The cross is also a bringer of light, and when men seek to express this mystery in explicit liturgical form, they do so by lowering a burning candle into the baptismal font as a sign that, by the power of the cross, the water is a source of the lux perpetua, the everlasting life of light. In a word the cross is both the tree of life and the light bringer and both symbols represent Christ himself who “by his Passion sanctified the water” by giving to it the doxa, the glory which he had won upon the cross, the power of the Holy Ghost.

In thinking about how the mystery of Jesus' baptism relates to that of the cross, I was reminded of the beautiful antiphon from the feast of Epiphany:

“Three mysteries mark this holy day:
Today, the star leads the magi to the infant Christ;
Today, water is changed into wine for the wedding feast,
Today, Christ wills to be baptized by John in the Jordan River
To bring us salvation.”

And in another form:
“Today, the Bridegroom claims his Bride, the Church, since Christ has washed her sins away in Jordan’s waters, the Magi hasten with their gifts to the royal wedding, and the wedding guests rejoice, for Christ has changed water into wine. Alleluia!”

On Epiphany, the liturgy links the mystery of Christ's baptism with that of the revelation of Christ to the nations (represented by the Magi) and the miracle at Cana. I've been trying to think of how those two mysteries are also related in some way to the cross. I think it could be a fruitful area of reflection. But that will be a post for another day.


Brian Killian said...

This shows that Fr. Rahner himself thinks it appropriate to think of the meaning of the baptismal waters and the 'Christ candle' using the metaphorical language of procreation.

The basis is the cross. Much of the chapter is devoted to explaining how in St. Paul, the cross is inseparable from the meaning of Jesus baptism in the Jordan.

And it's the cross that St. Augustine and others talk about as the marriage bed where Christ consummates his marriage to the Church.

Hence, since the cross is an intrinsic part of the meaning of the baptismal rite, it will always be appropriate to use nuptial language (including the language of consumation, procreation, and fertilization) to describe it's meaning.

Also, Sr. did you note what he said about the phallic symbol prior to the quote that Eden uses? What he is rejecting seems to be associated with the views of certain scholars (whom he names) who were teaching that this liturgy derived historically from Pagan sources. That seems to be the concern.

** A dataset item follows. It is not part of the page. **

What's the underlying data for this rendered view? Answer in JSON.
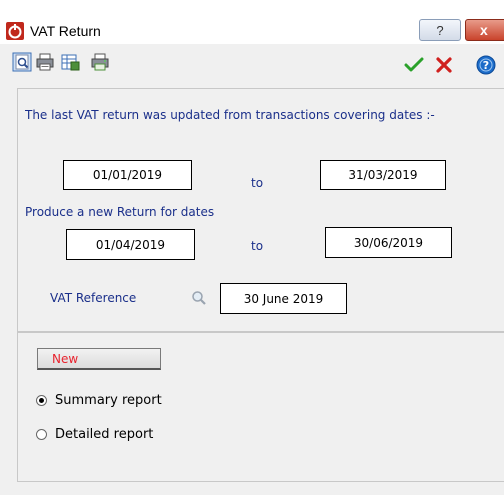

It leaves one to wonder if this is the similar concern of the commission that rejected this mysterious "phallic symbol" interpretation of the candle as well. At any rate, there isn't a hint of any Pagan meaning of the candle in the words that are cited from West.

Sr. Lorraine said...

Thanks, Brian, that's a good point about the pagan cults. Rahner does want to show that is not the case. In her thesis, Eden does mention that this idea was "first popularized by Hermann
Usener (a professor whose best-known student was Nietzsche). It was passed down through
Usener’s disciple Albrecht Dieterich, who argued for a Mithraic interpretation of the liturgy...."

Rahner says that the symbolism of dipping the candle into the water "is not, as was once supposed, a phallic survival from the cults. Any such interpretation implies a complete failure to understand what the historic process can and cannot do."

Rahner goes on to say that the symbolism is the same as that in the Eastern liturgy where the baptismal water is consecrated, symbolizing the doxa or glory of the Holy Spirit.

There are so many rich themes here. I hope to study it a little more. The spousal imagery in the Epiphany antiphon is very interesting, especially in how it connects the baptism of Jesus with the Epiphany and the miracle at Cana.